Ethiopia: Sidama votes on forming new regional state


People in Ethiopia’s southern Sidama region are taking to the polls to vote on the creation of a new semi-autonomous state.

Polls opened at 6am on Wednesday where voters can participate in the referendum until they close again at 6pm with preliminary results expected on Thursday. The vote follows a decades-long drive among the Sidama people to create a tenth state in Ethiopia and months of regional unrest.

Sidama referendum over regional state

Last year, members of the Sidama ethnic group formally submitted a request for a referendum to be held over creating a new federal state. Ethiopia’s constitution compels the government to hold a referendum within 12 months of an official request being submitted but the deadline passed in July, prompting unrest in the Southern Nations, Nationalities, and Peoples’ Region (SNNPR).

Activists threatened to unilaterally create declare a new regional state and the unrest resulted in deadly clashes between protesters and security forces.
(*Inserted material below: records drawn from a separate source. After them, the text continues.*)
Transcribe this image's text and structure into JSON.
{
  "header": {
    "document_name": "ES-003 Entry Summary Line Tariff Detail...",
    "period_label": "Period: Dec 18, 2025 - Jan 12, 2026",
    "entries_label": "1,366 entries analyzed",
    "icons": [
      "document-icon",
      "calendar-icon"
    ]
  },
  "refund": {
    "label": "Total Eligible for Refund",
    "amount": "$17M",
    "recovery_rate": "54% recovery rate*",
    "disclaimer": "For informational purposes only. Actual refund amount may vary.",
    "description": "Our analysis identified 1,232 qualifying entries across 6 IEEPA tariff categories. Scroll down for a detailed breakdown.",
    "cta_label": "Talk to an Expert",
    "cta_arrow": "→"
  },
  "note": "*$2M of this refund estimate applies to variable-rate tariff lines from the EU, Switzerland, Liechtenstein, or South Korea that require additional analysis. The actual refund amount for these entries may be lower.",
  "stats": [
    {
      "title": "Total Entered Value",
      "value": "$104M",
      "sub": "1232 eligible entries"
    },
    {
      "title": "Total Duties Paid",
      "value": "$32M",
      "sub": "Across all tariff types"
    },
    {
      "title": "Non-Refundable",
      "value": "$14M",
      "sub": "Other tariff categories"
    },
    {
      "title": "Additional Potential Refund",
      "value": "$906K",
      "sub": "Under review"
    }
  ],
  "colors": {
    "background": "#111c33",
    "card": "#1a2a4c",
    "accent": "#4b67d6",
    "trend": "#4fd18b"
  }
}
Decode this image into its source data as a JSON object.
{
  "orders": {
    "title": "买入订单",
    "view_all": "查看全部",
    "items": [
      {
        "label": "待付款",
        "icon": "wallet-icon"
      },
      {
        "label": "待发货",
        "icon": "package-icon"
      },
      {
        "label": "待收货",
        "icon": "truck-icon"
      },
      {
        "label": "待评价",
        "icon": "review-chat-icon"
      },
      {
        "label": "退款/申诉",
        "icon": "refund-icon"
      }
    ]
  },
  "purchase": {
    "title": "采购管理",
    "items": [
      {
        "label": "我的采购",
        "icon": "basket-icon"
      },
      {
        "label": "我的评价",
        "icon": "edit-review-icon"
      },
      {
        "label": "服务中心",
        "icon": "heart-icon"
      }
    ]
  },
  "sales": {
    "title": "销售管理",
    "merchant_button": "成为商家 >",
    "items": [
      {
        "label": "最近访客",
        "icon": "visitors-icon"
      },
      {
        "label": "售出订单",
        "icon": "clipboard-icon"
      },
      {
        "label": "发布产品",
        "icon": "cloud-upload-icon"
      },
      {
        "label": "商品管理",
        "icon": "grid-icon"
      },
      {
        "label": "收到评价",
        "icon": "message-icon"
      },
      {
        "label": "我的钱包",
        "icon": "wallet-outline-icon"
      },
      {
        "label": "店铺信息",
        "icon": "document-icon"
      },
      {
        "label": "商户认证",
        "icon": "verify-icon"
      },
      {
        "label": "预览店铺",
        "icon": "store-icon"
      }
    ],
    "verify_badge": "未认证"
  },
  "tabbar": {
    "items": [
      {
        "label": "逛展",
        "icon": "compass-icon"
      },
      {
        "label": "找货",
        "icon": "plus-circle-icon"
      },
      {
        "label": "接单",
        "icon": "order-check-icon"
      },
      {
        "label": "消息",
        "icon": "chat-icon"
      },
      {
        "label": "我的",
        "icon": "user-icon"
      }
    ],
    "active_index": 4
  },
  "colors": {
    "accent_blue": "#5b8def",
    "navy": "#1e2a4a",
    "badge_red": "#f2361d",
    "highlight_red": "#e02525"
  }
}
The government committed to holding a referendum and placed the region under the control of the national army and federal police.

If the referendum passes, as expected, the Sidama regional state will have control over local taxes, education, security and laws as a new self-governing region.

Several other groups in the south of Ethiopia have launched plans to seek the creation of further federal states, prompting fears the referendum could result in further ethnic violence in the country.

Featured image: Par Aréat — Travail personnel, CC BY-SA 4.0,

About Aaron Brooks

Aaron Brooks is a UK journalist who wants to cut out the international agendas in news. Spending his early years in both England and Northern Ireland he saw the difference between reality and media coverage at an early age. After graduating from the University of Chester with a BA in journalism, his travels revealed just how large the gap between news and the real world can be. As Editor-in-Chief at East Africa Monitor, it’s his job to provide a balanced view of what’s going on in the region for English-speaking audiences.